| Required work |
Search the entries for the word "service" and copy each line that has it.

| Material provided |
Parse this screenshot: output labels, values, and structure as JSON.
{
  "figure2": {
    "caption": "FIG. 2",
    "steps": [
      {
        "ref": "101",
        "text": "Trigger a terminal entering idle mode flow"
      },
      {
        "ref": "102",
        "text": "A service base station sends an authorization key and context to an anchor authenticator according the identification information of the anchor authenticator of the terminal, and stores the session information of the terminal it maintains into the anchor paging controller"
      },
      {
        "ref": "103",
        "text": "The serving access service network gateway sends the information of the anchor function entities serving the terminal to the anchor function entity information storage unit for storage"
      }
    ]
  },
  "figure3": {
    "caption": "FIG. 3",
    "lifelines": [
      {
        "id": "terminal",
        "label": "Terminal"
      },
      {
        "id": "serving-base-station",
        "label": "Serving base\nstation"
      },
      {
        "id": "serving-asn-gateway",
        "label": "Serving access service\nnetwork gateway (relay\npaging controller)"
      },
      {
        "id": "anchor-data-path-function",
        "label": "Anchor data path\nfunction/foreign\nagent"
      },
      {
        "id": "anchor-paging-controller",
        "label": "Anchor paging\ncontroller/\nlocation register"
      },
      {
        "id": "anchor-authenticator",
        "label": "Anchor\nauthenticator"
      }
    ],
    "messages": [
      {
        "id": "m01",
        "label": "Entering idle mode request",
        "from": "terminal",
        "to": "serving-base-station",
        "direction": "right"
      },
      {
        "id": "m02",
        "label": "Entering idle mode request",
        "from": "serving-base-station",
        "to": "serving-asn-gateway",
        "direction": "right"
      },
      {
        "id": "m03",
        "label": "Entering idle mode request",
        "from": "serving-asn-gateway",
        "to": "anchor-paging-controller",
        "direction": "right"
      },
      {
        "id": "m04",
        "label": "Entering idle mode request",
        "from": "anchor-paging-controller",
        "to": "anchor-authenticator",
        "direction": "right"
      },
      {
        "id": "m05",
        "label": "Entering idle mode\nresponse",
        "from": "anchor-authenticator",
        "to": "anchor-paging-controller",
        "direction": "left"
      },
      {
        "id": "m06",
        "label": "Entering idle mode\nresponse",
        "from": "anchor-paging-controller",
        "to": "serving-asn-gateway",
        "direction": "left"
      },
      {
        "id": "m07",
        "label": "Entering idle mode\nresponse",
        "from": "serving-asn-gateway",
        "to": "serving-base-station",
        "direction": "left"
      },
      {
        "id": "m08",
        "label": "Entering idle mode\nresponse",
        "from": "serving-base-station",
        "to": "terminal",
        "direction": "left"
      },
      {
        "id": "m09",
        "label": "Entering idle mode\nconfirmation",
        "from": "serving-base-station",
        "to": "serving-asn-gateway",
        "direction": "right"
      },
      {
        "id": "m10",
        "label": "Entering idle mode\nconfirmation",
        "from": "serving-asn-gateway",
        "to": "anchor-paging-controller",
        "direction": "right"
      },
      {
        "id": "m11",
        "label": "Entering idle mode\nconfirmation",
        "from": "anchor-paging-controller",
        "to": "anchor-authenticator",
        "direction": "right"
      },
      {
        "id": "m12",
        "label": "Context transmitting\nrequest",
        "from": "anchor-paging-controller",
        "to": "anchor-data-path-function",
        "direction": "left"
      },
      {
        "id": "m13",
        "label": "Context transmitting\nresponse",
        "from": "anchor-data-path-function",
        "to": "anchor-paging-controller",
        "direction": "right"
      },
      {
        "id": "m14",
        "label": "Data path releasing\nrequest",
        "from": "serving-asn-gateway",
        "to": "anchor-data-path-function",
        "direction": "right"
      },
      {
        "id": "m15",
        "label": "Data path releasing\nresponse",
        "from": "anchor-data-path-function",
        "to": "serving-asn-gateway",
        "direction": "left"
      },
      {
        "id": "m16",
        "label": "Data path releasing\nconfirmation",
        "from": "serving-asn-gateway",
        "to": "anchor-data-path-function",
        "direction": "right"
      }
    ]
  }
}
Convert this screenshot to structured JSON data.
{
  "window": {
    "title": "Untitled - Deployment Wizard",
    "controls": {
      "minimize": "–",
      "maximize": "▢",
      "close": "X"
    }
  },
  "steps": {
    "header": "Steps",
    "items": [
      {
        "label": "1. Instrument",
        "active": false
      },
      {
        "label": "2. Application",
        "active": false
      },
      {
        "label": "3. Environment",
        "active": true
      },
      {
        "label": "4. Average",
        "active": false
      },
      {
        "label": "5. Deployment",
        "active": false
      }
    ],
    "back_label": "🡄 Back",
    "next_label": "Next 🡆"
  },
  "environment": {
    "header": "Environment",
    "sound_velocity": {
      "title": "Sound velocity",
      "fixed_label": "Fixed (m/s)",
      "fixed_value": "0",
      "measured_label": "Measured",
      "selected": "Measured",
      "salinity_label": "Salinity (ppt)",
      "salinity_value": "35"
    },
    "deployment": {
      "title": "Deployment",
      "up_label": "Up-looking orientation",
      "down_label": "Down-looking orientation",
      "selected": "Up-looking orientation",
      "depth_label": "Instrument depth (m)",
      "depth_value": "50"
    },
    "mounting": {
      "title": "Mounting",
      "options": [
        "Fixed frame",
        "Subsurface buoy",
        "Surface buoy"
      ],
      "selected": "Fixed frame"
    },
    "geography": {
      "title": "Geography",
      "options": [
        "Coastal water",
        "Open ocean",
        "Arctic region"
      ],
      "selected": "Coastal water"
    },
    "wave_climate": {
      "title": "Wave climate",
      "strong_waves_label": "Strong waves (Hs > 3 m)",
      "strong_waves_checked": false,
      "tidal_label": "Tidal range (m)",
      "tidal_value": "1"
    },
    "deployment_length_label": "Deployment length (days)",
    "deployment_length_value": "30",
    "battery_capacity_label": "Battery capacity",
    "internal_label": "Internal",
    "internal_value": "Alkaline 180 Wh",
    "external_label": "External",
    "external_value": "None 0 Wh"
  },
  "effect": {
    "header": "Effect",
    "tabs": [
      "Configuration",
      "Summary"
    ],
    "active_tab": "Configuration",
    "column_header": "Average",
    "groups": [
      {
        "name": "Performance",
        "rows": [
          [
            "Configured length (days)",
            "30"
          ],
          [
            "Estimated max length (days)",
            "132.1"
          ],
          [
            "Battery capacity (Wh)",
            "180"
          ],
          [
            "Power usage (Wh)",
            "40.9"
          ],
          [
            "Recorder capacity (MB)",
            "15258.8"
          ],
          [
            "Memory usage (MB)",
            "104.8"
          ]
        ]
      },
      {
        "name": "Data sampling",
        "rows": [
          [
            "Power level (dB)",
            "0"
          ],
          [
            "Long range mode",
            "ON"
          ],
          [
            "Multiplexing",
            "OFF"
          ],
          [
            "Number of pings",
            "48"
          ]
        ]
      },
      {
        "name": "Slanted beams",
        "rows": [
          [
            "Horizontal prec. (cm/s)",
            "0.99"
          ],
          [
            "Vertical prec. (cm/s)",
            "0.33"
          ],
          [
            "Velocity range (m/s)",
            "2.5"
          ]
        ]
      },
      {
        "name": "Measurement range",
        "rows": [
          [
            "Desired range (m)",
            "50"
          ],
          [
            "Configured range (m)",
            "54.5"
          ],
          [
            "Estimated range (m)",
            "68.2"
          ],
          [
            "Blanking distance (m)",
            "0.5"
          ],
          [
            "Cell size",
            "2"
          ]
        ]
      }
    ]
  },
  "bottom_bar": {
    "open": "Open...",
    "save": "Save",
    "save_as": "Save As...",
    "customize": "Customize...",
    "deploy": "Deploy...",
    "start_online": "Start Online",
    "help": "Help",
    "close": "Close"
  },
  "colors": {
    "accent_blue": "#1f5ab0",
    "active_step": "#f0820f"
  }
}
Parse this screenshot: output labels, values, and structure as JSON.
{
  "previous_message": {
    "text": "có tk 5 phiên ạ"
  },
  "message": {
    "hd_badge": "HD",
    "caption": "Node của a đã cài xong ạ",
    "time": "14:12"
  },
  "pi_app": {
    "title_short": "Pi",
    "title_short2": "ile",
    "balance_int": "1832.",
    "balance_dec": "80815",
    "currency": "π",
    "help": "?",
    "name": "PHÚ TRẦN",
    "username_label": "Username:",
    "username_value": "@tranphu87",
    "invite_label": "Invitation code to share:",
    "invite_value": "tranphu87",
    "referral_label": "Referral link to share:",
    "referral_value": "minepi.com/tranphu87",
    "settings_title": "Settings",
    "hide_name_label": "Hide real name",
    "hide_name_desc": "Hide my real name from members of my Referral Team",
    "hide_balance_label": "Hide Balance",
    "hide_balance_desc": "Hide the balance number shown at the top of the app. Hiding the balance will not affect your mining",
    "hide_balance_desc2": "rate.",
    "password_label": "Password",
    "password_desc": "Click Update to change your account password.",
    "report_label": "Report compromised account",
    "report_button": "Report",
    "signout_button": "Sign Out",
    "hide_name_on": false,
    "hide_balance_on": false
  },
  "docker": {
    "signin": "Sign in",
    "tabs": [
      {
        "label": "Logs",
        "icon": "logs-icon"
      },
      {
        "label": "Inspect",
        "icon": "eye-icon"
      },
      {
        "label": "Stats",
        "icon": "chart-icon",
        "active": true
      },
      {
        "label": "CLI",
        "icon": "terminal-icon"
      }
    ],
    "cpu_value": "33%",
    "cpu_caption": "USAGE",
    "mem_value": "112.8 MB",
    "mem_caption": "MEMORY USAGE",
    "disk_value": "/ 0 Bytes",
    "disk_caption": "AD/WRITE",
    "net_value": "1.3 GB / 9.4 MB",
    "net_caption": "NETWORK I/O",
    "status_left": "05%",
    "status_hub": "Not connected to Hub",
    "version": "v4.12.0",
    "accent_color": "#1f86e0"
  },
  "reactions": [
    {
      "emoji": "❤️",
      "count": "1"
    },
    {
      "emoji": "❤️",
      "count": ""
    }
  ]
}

| Output |
        "text": "A service base station sends an authorization key and context to an anchor authenticator according the identification information of the anchor authenticator of the terminal, and stores the session information of the terminal it maintains into the anchor paging controller"
        "text": "The serving access service network gateway sends the information of the anchor function entities serving the terminal to the anchor function entity information storage unit for storage"
        "label": "Serving access service\nnetwork gateway (relay\npaging controller)"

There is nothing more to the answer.